- Dataset extract -
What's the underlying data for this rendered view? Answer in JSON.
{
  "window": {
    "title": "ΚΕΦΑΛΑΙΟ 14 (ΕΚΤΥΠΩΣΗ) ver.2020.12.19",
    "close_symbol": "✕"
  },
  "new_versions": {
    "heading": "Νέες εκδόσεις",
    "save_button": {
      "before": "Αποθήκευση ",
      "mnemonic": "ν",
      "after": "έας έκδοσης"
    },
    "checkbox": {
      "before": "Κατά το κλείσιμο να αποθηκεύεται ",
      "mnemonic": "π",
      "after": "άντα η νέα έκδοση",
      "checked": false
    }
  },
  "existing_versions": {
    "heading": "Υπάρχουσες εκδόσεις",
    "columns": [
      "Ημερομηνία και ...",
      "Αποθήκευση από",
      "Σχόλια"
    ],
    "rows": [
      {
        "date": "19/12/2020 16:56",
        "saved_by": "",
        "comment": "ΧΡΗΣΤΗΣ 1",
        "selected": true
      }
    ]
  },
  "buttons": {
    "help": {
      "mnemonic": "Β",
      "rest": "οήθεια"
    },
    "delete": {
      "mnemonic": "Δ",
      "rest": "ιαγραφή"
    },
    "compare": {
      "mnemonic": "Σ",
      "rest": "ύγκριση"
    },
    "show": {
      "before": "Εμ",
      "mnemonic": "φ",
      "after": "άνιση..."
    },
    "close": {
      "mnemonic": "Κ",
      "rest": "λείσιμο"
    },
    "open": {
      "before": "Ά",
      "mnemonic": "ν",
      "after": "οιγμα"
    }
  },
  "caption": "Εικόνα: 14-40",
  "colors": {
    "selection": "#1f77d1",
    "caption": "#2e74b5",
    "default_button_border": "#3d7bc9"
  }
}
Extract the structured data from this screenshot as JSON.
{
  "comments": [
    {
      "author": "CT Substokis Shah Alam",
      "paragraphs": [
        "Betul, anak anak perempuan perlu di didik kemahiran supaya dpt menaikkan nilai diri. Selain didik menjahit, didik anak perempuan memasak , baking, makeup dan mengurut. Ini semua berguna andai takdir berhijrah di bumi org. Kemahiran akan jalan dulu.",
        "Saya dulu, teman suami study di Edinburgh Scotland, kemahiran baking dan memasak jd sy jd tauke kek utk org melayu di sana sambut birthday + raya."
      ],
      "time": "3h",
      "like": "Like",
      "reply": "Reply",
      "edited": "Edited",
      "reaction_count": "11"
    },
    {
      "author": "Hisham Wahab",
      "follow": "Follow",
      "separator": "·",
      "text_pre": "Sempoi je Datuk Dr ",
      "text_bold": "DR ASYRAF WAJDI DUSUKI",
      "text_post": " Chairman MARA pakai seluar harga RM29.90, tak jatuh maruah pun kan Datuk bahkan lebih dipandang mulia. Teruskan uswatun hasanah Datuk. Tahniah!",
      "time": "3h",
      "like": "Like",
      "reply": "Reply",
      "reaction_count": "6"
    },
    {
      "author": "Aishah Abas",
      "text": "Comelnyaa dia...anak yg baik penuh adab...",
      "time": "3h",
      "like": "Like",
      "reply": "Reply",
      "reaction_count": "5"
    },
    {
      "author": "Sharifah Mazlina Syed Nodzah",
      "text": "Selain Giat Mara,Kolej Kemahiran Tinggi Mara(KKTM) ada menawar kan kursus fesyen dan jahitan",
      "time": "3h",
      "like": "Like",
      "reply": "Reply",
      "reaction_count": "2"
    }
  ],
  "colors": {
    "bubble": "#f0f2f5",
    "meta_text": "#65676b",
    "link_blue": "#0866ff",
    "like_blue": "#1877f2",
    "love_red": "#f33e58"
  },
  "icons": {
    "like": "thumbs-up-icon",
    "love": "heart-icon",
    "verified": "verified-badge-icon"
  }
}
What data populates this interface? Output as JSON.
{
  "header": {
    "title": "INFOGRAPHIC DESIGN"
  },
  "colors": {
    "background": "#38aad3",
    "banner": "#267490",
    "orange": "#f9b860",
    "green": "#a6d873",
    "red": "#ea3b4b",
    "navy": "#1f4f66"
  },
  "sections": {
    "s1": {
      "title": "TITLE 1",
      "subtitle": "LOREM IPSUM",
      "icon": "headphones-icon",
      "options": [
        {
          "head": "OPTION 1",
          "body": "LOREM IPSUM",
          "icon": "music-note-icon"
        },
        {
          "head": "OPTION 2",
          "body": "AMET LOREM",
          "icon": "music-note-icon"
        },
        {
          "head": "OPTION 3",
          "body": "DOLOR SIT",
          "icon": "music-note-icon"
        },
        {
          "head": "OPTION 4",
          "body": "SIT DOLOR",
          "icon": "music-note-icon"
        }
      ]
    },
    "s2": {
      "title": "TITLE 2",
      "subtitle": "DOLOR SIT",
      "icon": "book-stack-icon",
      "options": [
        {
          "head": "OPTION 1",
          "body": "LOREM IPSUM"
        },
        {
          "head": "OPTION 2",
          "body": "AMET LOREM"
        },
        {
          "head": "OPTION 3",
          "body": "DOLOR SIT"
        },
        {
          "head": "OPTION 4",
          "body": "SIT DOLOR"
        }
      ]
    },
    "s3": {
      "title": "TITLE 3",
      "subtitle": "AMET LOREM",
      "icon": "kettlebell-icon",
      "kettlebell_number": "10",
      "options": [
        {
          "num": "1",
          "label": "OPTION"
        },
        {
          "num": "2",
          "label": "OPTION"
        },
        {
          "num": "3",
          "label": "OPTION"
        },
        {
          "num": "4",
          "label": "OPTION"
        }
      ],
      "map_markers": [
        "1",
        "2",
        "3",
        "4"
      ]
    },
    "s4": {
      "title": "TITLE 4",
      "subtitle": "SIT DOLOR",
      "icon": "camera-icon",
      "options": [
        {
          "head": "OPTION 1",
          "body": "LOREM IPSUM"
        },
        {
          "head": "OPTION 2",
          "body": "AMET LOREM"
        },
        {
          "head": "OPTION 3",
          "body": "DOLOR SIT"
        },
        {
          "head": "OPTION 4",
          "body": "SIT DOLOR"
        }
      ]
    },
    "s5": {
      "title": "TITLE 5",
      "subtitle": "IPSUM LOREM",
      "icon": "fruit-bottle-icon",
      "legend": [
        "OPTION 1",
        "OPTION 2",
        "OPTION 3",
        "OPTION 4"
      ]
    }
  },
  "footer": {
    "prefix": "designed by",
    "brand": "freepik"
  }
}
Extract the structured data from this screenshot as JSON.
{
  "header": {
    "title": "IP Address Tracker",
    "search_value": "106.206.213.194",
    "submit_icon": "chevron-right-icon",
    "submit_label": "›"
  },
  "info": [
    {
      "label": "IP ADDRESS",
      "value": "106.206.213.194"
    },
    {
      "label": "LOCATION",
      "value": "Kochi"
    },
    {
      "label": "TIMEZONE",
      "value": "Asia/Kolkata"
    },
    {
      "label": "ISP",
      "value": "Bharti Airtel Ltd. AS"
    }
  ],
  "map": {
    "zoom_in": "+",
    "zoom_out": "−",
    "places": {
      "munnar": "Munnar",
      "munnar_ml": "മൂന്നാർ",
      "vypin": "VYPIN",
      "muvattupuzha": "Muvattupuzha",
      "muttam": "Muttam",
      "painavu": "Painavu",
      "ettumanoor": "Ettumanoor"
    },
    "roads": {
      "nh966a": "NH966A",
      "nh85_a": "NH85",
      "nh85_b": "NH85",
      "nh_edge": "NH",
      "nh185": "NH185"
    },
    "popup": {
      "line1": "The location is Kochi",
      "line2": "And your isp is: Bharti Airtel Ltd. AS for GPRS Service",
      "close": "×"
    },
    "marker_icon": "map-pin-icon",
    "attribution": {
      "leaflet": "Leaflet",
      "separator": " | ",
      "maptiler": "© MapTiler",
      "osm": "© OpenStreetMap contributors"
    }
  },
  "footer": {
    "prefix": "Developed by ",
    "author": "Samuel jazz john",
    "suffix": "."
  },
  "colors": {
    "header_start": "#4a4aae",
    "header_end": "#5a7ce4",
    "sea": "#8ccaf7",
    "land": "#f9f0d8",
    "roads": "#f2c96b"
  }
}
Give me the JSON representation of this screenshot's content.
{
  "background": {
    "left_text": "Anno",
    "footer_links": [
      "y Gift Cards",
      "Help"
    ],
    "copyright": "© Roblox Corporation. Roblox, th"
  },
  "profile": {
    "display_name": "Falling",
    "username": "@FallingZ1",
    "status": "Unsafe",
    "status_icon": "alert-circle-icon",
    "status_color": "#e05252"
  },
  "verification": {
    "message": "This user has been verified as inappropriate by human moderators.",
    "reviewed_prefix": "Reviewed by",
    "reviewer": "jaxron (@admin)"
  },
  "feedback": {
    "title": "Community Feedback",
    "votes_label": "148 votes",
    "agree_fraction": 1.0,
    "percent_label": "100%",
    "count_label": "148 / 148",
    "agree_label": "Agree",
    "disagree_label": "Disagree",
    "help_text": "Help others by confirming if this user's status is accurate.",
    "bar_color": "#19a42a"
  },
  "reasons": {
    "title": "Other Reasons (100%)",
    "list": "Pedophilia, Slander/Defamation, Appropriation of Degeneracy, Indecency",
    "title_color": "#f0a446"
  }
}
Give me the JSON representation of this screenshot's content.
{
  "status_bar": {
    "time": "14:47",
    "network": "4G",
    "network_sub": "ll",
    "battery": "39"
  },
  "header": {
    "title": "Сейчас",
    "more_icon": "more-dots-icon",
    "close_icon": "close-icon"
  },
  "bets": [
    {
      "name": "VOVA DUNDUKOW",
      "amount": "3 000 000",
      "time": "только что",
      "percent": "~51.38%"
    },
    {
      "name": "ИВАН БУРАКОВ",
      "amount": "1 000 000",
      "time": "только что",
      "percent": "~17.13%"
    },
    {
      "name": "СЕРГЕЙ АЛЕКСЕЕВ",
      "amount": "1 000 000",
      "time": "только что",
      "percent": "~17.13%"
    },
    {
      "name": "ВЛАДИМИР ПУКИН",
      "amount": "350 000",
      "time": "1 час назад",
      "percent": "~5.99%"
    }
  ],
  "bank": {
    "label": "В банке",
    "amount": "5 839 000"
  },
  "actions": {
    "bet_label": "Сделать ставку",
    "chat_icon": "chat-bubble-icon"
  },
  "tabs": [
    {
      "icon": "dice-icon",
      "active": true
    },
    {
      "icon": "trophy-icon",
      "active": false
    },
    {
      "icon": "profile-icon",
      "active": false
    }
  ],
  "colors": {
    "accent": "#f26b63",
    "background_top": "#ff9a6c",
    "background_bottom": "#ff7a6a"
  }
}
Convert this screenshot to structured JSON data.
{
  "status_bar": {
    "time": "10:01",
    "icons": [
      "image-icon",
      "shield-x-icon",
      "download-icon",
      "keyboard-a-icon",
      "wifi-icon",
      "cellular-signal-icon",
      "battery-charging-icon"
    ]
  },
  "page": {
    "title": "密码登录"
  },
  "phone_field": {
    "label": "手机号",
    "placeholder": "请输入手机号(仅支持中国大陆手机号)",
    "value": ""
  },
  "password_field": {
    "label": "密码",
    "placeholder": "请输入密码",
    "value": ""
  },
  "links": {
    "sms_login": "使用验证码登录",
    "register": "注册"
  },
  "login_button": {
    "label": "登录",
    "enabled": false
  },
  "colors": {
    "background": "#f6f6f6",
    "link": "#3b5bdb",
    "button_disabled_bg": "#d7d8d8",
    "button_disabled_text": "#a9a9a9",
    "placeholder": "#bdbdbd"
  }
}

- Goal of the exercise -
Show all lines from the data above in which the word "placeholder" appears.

- Exercise output -
    "placeholder": "请输入手机号(仅支持中国大陆手机号)",
    "placeholder": "请输入密码",
    "placeholder": "#bdbdbd"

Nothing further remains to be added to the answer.